— Instructions to follow —
Copy each line below that includes "letter".
** Provided data follows **
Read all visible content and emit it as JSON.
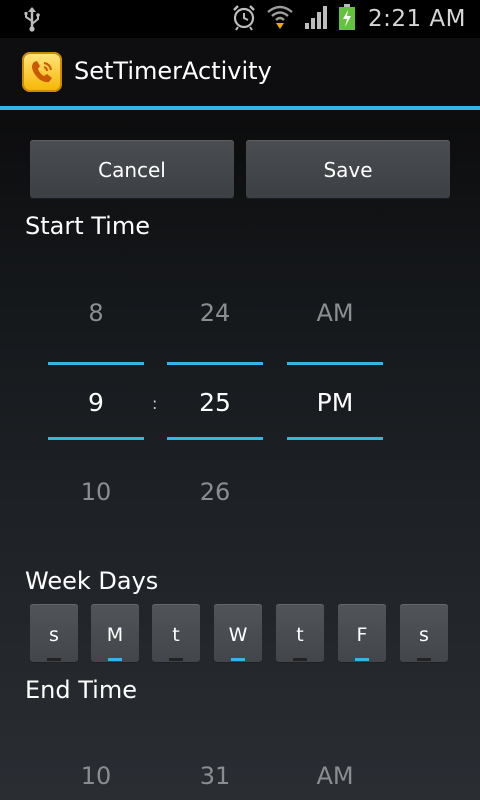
{
  "status_bar": {
    "time": "2:21 AM",
    "icons": [
      "usb-icon",
      "alarm-icon",
      "wifi-icon",
      "signal-icon",
      "battery-charging-icon"
    ]
  },
  "title_bar": {
    "title": "SetTimerActivity",
    "icon": "phone-app-icon"
  },
  "buttons": {
    "cancel": "Cancel",
    "save": "Save"
  },
  "start_time": {
    "label": "Start Time",
    "hour": {
      "prev": "8",
      "current": "9",
      "next": "10"
    },
    "separator": ":",
    "minute": {
      "prev": "24",
      "current": "25",
      "next": "26"
    },
    "ampm": {
      "prev": "AM",
      "current": "PM"
    }
  },
  "week_days": {
    "label": "Week Days",
    "days": [
      {
        "letter": "s",
        "selected": false
      },
      {
        "letter": "M",
        "selected": true
      },
      {
        "letter": "t",
        "selected": false
      },
      {
        "letter": "W",
        "selected": true
      },
      {
        "letter": "t",
        "selected": false
      },
      {
        "letter": "F",
        "selected": true
      },
      {
        "letter": "s",
        "selected": false
      }
    ]
  },
  "end_time": {
    "label": "End Time",
    "hour": {
      "prev": "10"
    },
    "minute": {
      "prev": "31"
    },
    "ampm": {
      "prev": "AM"
    }
  },
  "colors": {
    "accent": "#33b5e5",
    "background": "#15181b"
  }
}
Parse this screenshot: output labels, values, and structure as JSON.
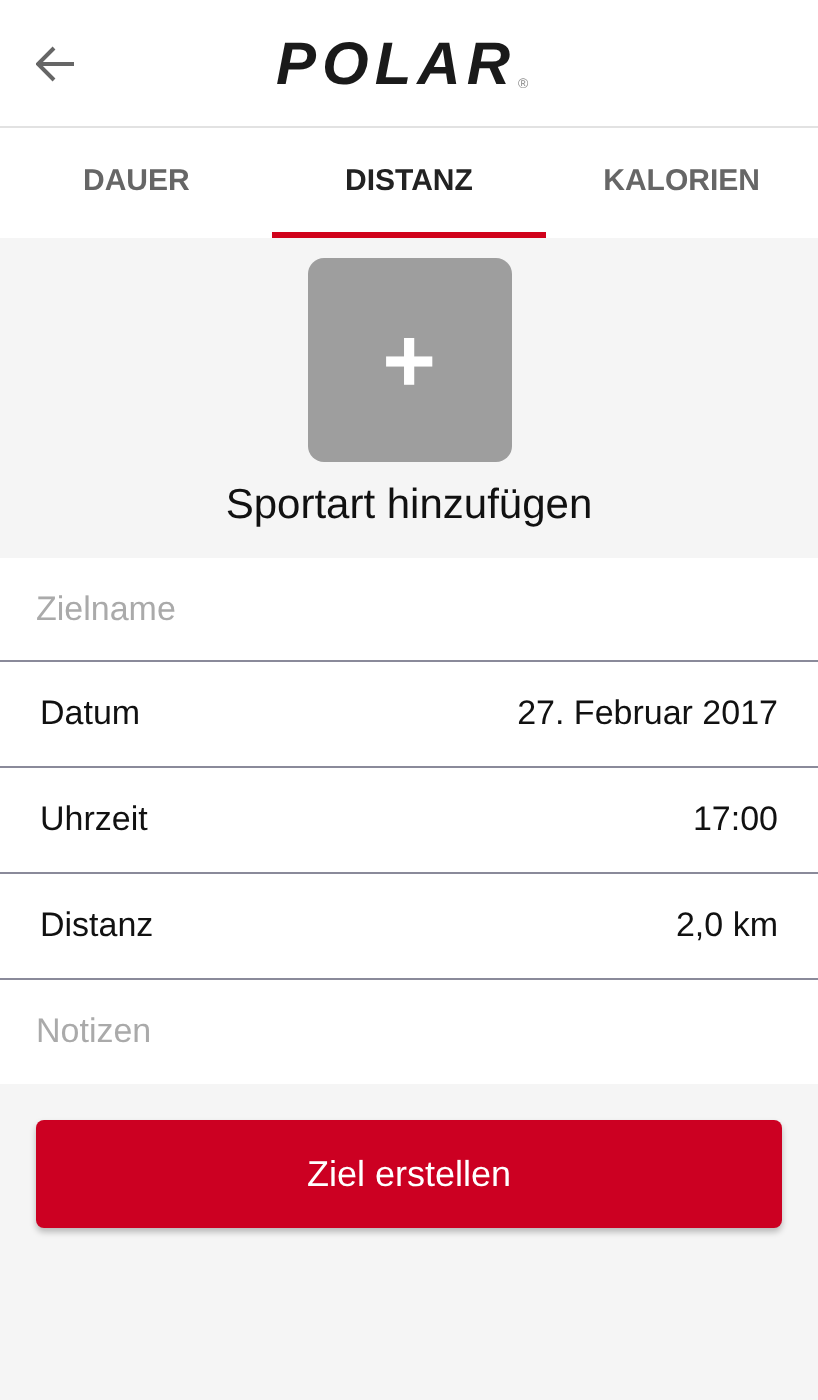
{
  "header": {
    "logo": "POLAR",
    "logo_mark": "®"
  },
  "tabs": [
    {
      "label": "DAUER",
      "selected": false
    },
    {
      "label": "DISTANZ",
      "selected": true
    },
    {
      "label": "KALORIEN",
      "selected": false
    }
  ],
  "sport": {
    "add_symbol": "+",
    "label": "Sportart hinzufügen"
  },
  "name_field": {
    "placeholder": "Zielname"
  },
  "rows": [
    {
      "label": "Datum",
      "value": "27. Februar 2017"
    },
    {
      "label": "Uhrzeit",
      "value": "17:00"
    },
    {
      "label": "Distanz",
      "value": "2,0 km"
    }
  ],
  "notes_field": {
    "placeholder": "Notizen"
  },
  "button": "Ziel erstellen"
}
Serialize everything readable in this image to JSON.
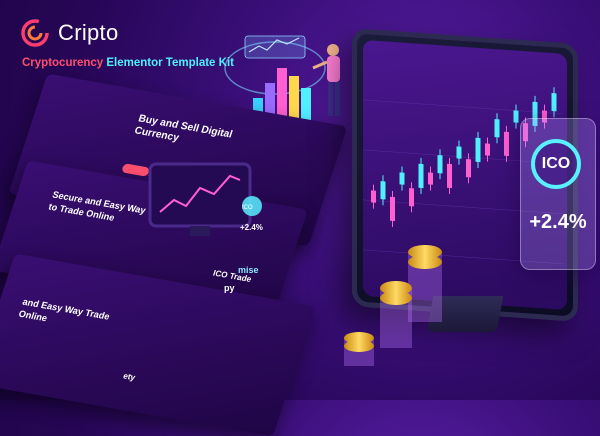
{
  "brand": {
    "name": "Cripto",
    "tagline_part1": "Cryptocurency",
    "tagline_part2": "Elementor Template Kit"
  },
  "mock_pages": {
    "hero_title": "Buy and Sell Digital Currency",
    "secure_title": "Secure and Easy Way to Trade Online",
    "ico_title": "ICO Trade",
    "promise": "mise",
    "easy_way": "and Easy Way Trade Online",
    "partial_1": "py",
    "partial_2": "ety",
    "ico_small": "ICO",
    "ico_small_pct": "+2.4%"
  },
  "ico_card": {
    "label": "ICO",
    "change": "+2.4%"
  },
  "colors": {
    "accent_pink": "#ff4f6e",
    "accent_cyan": "#4ff0ff",
    "background": "#3b0f7a",
    "coin_gold": "#f5c542"
  },
  "icons": [
    "logo-icon",
    "candlestick-chart-icon",
    "bar-chart-icon",
    "coin-icon",
    "person-illustration-icon"
  ]
}
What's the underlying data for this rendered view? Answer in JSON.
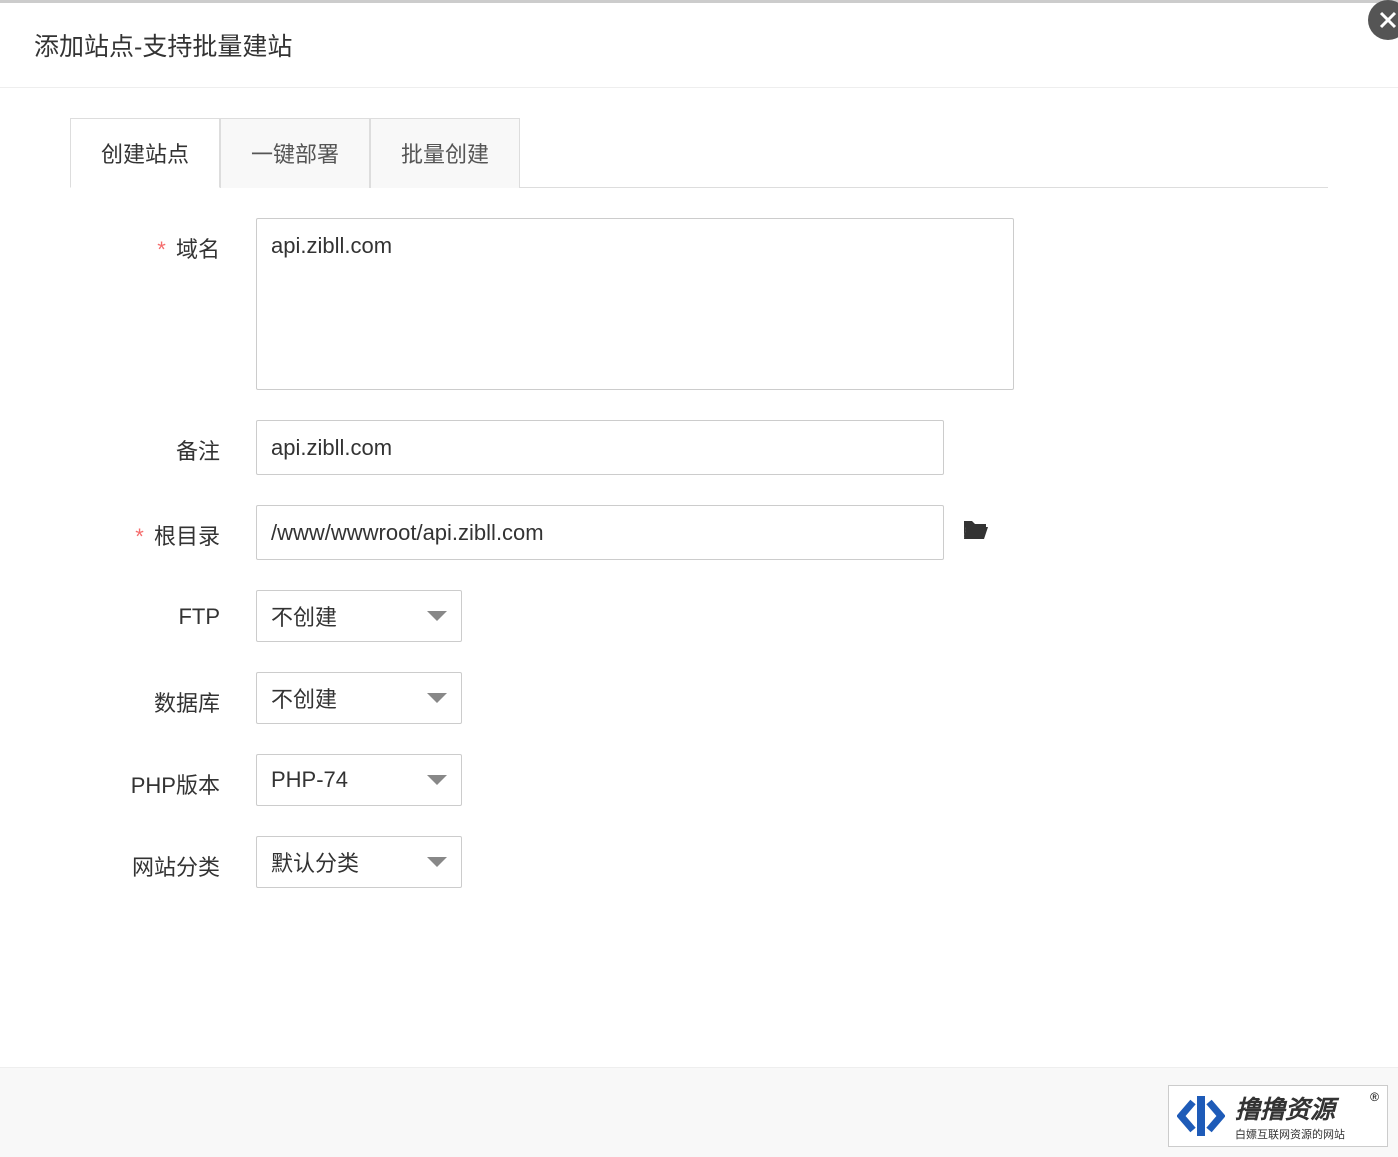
{
  "modal": {
    "title": "添加站点-支持批量建站",
    "tabs": [
      {
        "label": "创建站点",
        "active": true
      },
      {
        "label": "一键部署",
        "active": false
      },
      {
        "label": "批量创建",
        "active": false
      }
    ]
  },
  "form": {
    "domain": {
      "label": "域名",
      "value": "api.zibll.com",
      "required": true
    },
    "remark": {
      "label": "备注",
      "value": "api.zibll.com",
      "required": false
    },
    "root": {
      "label": "根目录",
      "value": "/www/wwwroot/api.zibll.com",
      "required": true
    },
    "ftp": {
      "label": "FTP",
      "selected": "不创建"
    },
    "database": {
      "label": "数据库",
      "selected": "不创建"
    },
    "php": {
      "label": "PHP版本",
      "selected": "PHP-74"
    },
    "category": {
      "label": "网站分类",
      "selected": "默认分类"
    }
  },
  "watermark": {
    "main": "撸撸资源",
    "sub": "白嫖互联网资源的网站"
  }
}
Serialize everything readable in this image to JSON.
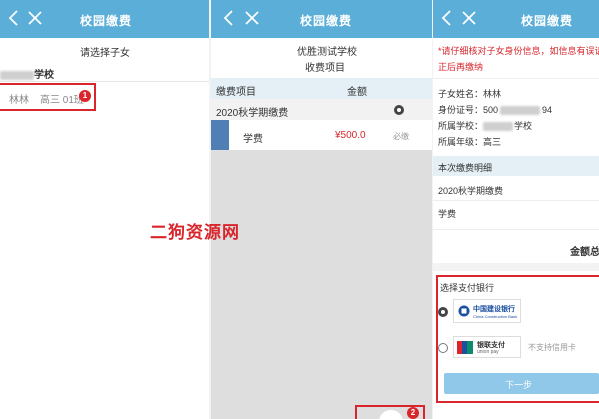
{
  "colors": {
    "header": "#5aaed8",
    "accent_red": "#d9262c",
    "price_red": "#d9262c",
    "section_bg": "#e4eff6"
  },
  "panel1": {
    "header_title": "校园缴费",
    "prompt": "请选择子女",
    "school_suffix": "学校",
    "child_name": "林林",
    "child_class": "高三 01班",
    "badge": "1"
  },
  "panel2": {
    "header_title": "校园缴费",
    "school": "优胜测试学校",
    "subtitle": "收费项目",
    "table_headers": {
      "item": "缴费项目",
      "amount": "金额"
    },
    "group_name": "2020秋学期缴费",
    "fee_row": {
      "name": "学费",
      "amount": "¥500.0",
      "tag": "必缴"
    },
    "badge": "2"
  },
  "panel3": {
    "header_title": "校园缴费",
    "warning": "*请仔细核对子女身份信息，如信息有误请联系学校修正后再缴纳",
    "warning_line1": "*请仔细核对子女身份信息，如信息有误请联",
    "warning_line2": "正后再缴纳",
    "info": {
      "name_label": "子女姓名：",
      "name_value": "林林",
      "id_label": "身份证号：",
      "id_prefix": "500",
      "id_suffix": "94",
      "school_label": "所属学校：",
      "school_suffix": "学校",
      "grade_label": "所属年级：",
      "grade_value": "高三"
    },
    "detail_title": "本次缴费明细",
    "detail_group": "2020秋学期缴费",
    "detail_item": "学费",
    "total_label": "金额总",
    "bank_section_title": "选择支付银行",
    "bank_ccb_name": "中国建设银行",
    "bank_ccb_sub": "China Construction Bank",
    "bank_unionpay_name": "银联支付",
    "bank_unionpay_sub": "union pay",
    "unionpay_note": "不支持信用卡",
    "next_button": "下一步"
  },
  "watermark": "二狗资源网"
}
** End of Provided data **
— Answer area —
        "letter": "s",
        "letter": "M",
        "letter": "t",
        "letter": "W",
        "letter": "t",
        "letter": "F",
        "letter": "s",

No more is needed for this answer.